■ Available records:
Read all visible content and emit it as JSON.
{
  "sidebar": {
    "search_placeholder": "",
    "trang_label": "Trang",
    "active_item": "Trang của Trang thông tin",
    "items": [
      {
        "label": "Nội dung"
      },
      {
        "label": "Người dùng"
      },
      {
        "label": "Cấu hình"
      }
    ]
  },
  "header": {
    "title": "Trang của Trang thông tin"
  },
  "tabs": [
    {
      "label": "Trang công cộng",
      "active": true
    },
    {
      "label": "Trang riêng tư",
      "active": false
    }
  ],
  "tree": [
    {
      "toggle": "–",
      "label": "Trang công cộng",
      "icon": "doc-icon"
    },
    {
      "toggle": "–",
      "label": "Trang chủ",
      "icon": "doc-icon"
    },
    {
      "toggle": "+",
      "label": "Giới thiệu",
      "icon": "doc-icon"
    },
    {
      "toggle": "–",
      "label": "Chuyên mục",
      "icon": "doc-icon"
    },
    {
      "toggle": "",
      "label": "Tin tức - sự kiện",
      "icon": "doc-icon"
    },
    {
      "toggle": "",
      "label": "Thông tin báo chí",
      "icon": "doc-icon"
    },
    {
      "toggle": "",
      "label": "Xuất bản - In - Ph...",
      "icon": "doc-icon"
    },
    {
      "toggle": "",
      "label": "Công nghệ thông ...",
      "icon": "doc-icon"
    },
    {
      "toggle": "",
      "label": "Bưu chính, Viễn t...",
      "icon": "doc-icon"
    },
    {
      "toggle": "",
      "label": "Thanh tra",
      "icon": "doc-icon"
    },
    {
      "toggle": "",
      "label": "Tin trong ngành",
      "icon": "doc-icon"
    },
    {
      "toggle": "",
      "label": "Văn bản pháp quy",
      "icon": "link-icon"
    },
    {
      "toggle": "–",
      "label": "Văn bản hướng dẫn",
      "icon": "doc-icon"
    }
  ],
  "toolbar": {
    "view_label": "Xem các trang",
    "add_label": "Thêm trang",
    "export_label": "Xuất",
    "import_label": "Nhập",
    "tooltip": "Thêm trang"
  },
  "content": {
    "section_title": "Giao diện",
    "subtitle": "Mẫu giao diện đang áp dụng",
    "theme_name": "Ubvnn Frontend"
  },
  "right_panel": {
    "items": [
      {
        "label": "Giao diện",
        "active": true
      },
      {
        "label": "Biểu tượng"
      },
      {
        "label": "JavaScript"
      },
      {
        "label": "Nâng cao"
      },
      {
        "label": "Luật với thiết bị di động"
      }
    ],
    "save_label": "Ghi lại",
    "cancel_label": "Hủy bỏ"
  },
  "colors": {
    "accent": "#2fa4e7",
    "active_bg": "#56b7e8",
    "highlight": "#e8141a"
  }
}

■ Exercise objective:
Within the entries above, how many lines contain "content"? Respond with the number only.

■ Written response:
2